◆ Task objective ◆
Find every line below where the string "voltages" shows up, and copy those lines.

++++ Records to process ++++

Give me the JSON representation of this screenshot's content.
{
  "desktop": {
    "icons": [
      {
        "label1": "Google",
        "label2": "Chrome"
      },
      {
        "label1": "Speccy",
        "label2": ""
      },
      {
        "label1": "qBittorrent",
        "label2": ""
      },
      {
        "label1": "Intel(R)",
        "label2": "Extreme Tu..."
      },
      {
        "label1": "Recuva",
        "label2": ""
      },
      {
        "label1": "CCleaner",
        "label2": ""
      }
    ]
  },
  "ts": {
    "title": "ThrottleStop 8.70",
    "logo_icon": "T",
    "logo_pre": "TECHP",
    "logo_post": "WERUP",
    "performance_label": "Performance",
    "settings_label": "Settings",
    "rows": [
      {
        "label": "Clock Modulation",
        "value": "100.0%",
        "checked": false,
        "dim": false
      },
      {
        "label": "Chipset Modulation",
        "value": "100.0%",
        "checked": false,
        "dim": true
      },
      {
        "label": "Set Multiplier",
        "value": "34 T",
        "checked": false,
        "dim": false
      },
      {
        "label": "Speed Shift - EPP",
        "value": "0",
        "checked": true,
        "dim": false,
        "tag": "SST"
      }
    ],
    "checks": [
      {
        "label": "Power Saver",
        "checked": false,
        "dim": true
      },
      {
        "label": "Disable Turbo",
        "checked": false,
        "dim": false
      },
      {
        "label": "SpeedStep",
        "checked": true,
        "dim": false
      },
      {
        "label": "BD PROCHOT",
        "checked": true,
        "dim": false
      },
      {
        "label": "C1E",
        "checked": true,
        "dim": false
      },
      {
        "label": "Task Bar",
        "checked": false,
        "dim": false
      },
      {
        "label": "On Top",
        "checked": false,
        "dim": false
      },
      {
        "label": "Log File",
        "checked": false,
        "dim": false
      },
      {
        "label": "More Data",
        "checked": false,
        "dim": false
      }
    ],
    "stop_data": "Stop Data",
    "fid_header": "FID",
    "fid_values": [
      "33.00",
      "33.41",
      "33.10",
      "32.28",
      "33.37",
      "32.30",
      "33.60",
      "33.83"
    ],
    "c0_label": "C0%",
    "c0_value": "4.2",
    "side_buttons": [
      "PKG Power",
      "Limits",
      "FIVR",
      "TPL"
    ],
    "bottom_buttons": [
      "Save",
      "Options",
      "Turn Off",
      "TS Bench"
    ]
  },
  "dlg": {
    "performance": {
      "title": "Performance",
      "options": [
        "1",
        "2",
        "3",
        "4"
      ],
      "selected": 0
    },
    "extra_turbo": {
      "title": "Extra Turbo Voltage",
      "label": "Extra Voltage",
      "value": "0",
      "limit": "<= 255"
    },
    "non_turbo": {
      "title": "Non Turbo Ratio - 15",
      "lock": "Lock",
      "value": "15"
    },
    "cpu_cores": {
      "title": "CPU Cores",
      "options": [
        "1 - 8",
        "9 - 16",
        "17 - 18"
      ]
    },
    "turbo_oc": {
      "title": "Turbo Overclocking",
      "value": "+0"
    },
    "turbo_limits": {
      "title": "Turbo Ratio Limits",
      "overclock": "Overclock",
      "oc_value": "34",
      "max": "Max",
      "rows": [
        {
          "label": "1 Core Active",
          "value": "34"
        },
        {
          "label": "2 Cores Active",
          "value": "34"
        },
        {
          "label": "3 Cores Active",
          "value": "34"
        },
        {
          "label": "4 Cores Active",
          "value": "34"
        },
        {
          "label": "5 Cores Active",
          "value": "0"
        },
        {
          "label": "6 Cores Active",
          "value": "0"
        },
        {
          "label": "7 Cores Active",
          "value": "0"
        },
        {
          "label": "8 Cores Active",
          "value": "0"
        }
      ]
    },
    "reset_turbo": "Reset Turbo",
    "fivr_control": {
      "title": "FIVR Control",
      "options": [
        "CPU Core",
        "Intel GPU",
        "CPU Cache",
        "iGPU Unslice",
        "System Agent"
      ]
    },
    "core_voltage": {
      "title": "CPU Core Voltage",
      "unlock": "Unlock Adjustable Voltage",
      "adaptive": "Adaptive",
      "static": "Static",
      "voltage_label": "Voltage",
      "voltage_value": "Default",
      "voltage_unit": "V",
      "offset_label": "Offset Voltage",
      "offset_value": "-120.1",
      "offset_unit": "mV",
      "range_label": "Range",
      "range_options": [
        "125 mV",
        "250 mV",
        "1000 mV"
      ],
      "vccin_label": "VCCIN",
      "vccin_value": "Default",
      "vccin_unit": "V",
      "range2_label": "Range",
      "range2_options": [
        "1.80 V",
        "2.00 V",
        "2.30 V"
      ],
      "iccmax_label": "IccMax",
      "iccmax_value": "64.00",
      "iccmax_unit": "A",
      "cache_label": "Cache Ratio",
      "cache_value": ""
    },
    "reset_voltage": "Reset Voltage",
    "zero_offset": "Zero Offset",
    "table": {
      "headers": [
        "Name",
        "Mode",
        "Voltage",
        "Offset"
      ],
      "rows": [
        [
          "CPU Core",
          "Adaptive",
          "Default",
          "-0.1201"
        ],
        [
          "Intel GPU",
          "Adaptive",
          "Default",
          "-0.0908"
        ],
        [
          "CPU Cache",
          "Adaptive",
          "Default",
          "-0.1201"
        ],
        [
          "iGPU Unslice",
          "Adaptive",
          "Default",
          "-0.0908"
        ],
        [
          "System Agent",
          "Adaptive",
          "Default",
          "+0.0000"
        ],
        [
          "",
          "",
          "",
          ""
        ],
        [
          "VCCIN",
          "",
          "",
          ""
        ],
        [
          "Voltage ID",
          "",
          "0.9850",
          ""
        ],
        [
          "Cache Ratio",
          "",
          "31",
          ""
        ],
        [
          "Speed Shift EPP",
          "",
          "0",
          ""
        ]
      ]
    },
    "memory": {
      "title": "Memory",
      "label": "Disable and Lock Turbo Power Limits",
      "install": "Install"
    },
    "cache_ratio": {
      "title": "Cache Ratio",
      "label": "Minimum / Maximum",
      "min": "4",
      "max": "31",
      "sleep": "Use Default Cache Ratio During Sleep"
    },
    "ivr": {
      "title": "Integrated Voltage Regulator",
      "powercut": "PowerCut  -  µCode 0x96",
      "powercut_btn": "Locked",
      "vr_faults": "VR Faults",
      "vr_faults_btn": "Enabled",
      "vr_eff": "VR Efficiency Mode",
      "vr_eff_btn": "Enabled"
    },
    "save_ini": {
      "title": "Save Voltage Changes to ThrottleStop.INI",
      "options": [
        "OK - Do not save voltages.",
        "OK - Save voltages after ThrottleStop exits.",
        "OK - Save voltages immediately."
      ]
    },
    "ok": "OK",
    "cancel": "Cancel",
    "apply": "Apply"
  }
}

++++

◆ Task result ◆
        "OK - Do not save voltages.",
        "OK - Save voltages after ThrottleStop exits.",
        "OK - Save voltages immediately."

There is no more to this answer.